Data records for software interfaces
- Opening Delimiter -

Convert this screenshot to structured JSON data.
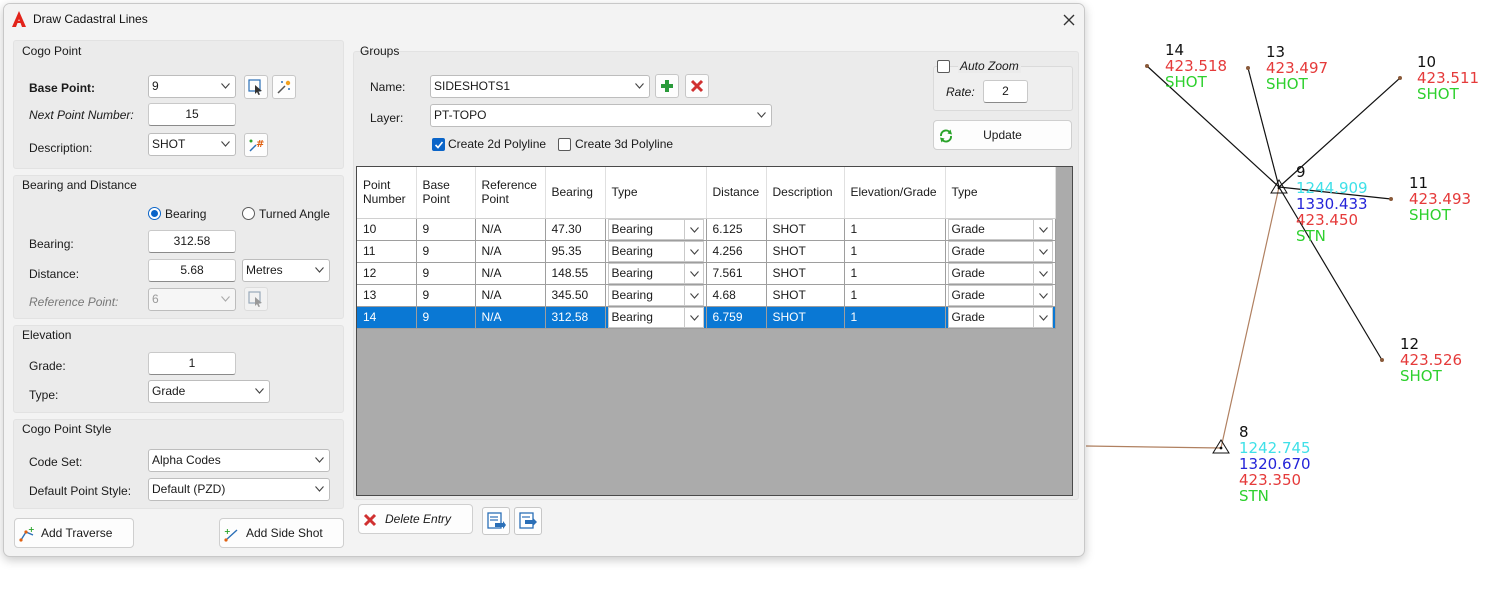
{
  "dialog": {
    "title": "Draw Cadastral Lines",
    "close_glyph": "✕"
  },
  "cogo_point": {
    "section_title": "Cogo Point",
    "base_point_label": "Base Point:",
    "base_point_value": "9",
    "next_point_label": "Next Point Number:",
    "next_point_value": "15",
    "description_label": "Description:",
    "description_value": "SHOT"
  },
  "bearing_distance": {
    "section_title": "Bearing and Distance",
    "radio_bearing": "Bearing",
    "radio_turned_angle": "Turned Angle",
    "selected_mode": "Bearing",
    "bearing_label": "Bearing:",
    "bearing_value": "312.58",
    "distance_label": "Distance:",
    "distance_value": "5.68",
    "distance_unit": "Metres",
    "reference_point_label": "Reference Point:",
    "reference_point_value": "6"
  },
  "elevation": {
    "section_title": "Elevation",
    "grade_label": "Grade:",
    "grade_value": "1",
    "type_label": "Type:",
    "type_value": "Grade"
  },
  "cogo_point_style": {
    "section_title": "Cogo Point Style",
    "code_set_label": "Code Set:",
    "code_set_value": "Alpha Codes",
    "default_style_label": "Default Point Style:",
    "default_style_value": "Default (PZD)"
  },
  "bottom_buttons": {
    "add_traverse": "Add Traverse",
    "add_side_shot": "Add Side Shot",
    "delete_entry": "Delete Entry"
  },
  "groups": {
    "section_title": "Groups",
    "name_label": "Name:",
    "name_value": "SIDESHOTS1",
    "layer_label": "Layer:",
    "layer_value": "PT-TOPO",
    "create_2d_label": "Create 2d Polyline",
    "create_2d_checked": true,
    "create_3d_label": "Create 3d Polyline",
    "create_3d_checked": false
  },
  "zoom": {
    "auto_zoom_label": "Auto Zoom",
    "auto_zoom_checked": false,
    "rate_label": "Rate:",
    "rate_value": "2",
    "update_label": "Update"
  },
  "table": {
    "headers": {
      "point_number": "Point Number",
      "base_point": "Base Point",
      "reference_point": "Reference Point",
      "bearing": "Bearing",
      "type": "Type",
      "distance": "Distance",
      "description": "Description",
      "elevation_grade": "Elevation/Grade",
      "type2": "Type"
    },
    "rows": [
      {
        "point": "10",
        "base": "9",
        "ref": "N/A",
        "bearing": "47.30",
        "type": "Bearing",
        "distance": "6.125",
        "desc": "SHOT",
        "elev": "1",
        "type2": "Grade"
      },
      {
        "point": "11",
        "base": "9",
        "ref": "N/A",
        "bearing": "95.35",
        "type": "Bearing",
        "distance": "4.256",
        "desc": "SHOT",
        "elev": "1",
        "type2": "Grade"
      },
      {
        "point": "12",
        "base": "9",
        "ref": "N/A",
        "bearing": "148.55",
        "type": "Bearing",
        "distance": "7.561",
        "desc": "SHOT",
        "elev": "1",
        "type2": "Grade"
      },
      {
        "point": "13",
        "base": "9",
        "ref": "N/A",
        "bearing": "345.50",
        "type": "Bearing",
        "distance": "4.68",
        "desc": "SHOT",
        "elev": "1",
        "type2": "Grade"
      },
      {
        "point": "14",
        "base": "9",
        "ref": "N/A",
        "bearing": "312.58",
        "type": "Bearing",
        "distance": "6.759",
        "desc": "SHOT",
        "elev": "1",
        "type2": "Grade"
      }
    ],
    "selected_row": "14"
  },
  "drawing": {
    "colors": {
      "line_black": "#111111",
      "line_brown": "#b08060",
      "red": "#e53a3a",
      "green": "#2ed02e",
      "cyan": "#3fe0e8",
      "blue": "#2424d8"
    },
    "p14": {
      "num": "14",
      "elev": "423.518",
      "desc": "SHOT"
    },
    "p13": {
      "num": "13",
      "elev": "423.497",
      "desc": "SHOT"
    },
    "p10": {
      "num": "10",
      "elev": "423.511",
      "desc": "SHOT"
    },
    "p9": {
      "num": "9",
      "north": "1244.909",
      "east": "1330.433",
      "elev": "423.450",
      "desc": "STN"
    },
    "p11": {
      "num": "11",
      "elev": "423.493",
      "desc": "SHOT"
    },
    "p12": {
      "num": "12",
      "elev": "423.526",
      "desc": "SHOT"
    },
    "p8": {
      "num": "8",
      "north": "1242.745",
      "east": "1320.670",
      "elev": "423.350",
      "desc": "STN"
    }
  }
}
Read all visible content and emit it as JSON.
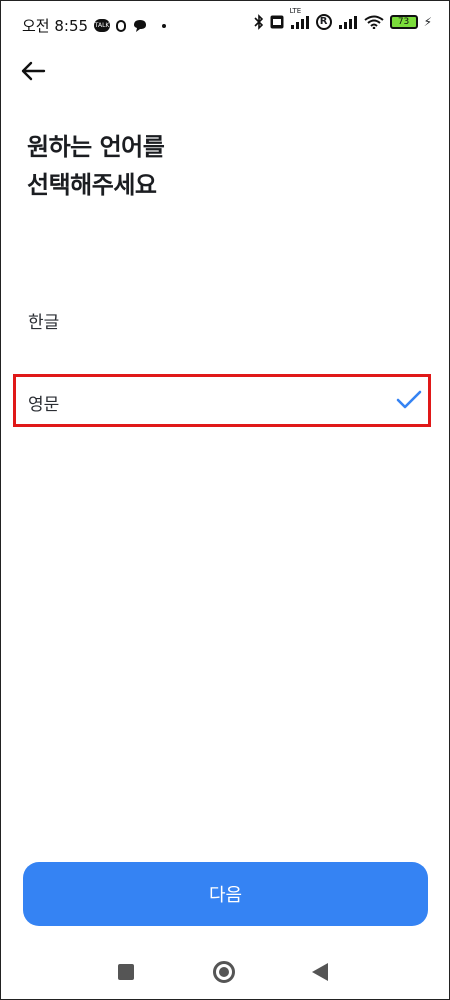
{
  "status_bar": {
    "time": "오전 8:55",
    "talk_badge": "TALK",
    "network": "LTE",
    "roaming": "R",
    "battery": "73"
  },
  "header": {
    "title_line1": "원하는 언어를",
    "title_line2": "선택해주세요"
  },
  "languages": [
    {
      "label": "한글",
      "selected": false
    },
    {
      "label": "영문",
      "selected": true
    }
  ],
  "footer": {
    "next_label": "다음"
  },
  "colors": {
    "accent": "#3583f3",
    "check": "#3583f3",
    "highlight": "#e01818"
  }
}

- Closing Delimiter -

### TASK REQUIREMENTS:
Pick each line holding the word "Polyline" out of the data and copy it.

### SOLUTION FOR THIS PROBLEM:
    "create_2d_label": "Create 2d Polyline",
    "create_3d_label": "Create 3d Polyline",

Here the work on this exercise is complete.